TRIGGER WARNING: THIS PIECE DISCUSSES SEXUAL ASSAULT AND HARASSMENT
Some of you may remember back in 2017 when the report conducted by the Australian Human Rights Commission: ‘Change the Course: National report on sexual assault and sexual harassment at Australian universities’ was released. Its findings were damning; pretty much across the board.
For those of us who don’t remember, here are some of the headline findings:
- 51% of students were sexually harassed on at least one occasion in 2016.
- 26% of students were sexually harassed at university (or a related setting) or during their travel to university in that same year.
- The most common setting for students’ most recent incidents of sexual harassment were public transport to or from university.

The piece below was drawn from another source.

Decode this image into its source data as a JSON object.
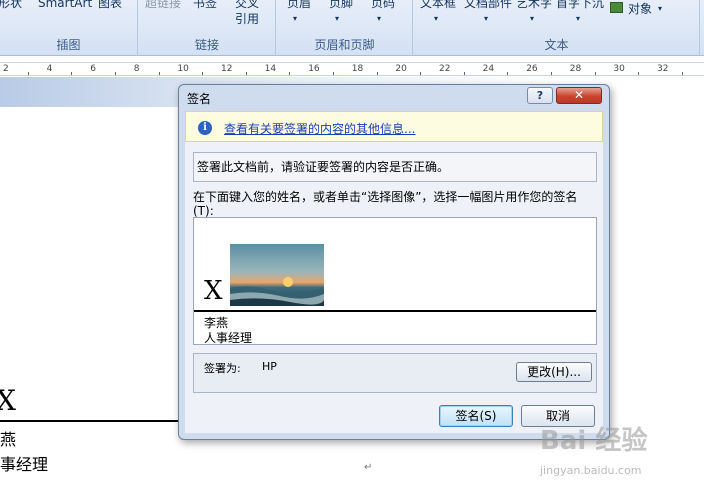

- 22% of students had experienced technology- based sexual harassment. This included repeated or inappropriate advances via technology or sexually explicit emails and texts.
One of the unsurprising, but upsetting, findings was that bystanders were generally unprepared or inactive in a university setting. According to the report, 25% of students witnessed another student being sexually harassed in 2016; but only 1 in 5 (21%) of them took some action in response. For sexual assault, 1.1% of students witnessed an incident but only 1 in 3 (37%) of those people acted. Their reasoning was generally that they didn’t believe the incident was serious enough for intervention, or that they didn’t know what to do.
An area in which universities could affect change is their facilitation and encouragement of reporting given that sexual harassment and assault are chronically underreported. In 94% of sexual harassment cases and 87% of sexual assault cases, no report was made to that student’s university.
Part of QUT’s response to the report’s findings included setting up the Student Sexual Harassment and Assault Working Party, which evaluates the University’s processes for how they could better support students and staff.One thing we could all do to help is to complete the online module on Blackboard. While it would be wonderful for the module to be compulsory; right now, it is suggested to all incoming students, but has yet to gain traction among existing students.
The module goes through many scenarios to educate students on how to identify sexual harassment and assault. It also walks students through their rights and responsibilities as QUT students, problem behaviours, healthy relationships, alcohol and other drugs, and safe bystander intervention.”
If you would like to complete the module (it takes about 30 minutes), you can do so here.
For some more extensive training, you could also undertake MATE Bystanders training, which takes about 3 hours and teaches its participants how to be effective bystanders and keep others safe.
Though, a quick disclaimer: the module does contain mentions of sexual assault, harassment, domestic abuse and related themes. If this content is likely to distress you, then please don’t undertake the module. You can also find any support you may need here.
The more students complete this module and become more aware of the prevalence of sexual assault and harassment, the closer we are to substantive change at QUT and at universities around Australia. This is just a small way to play your part!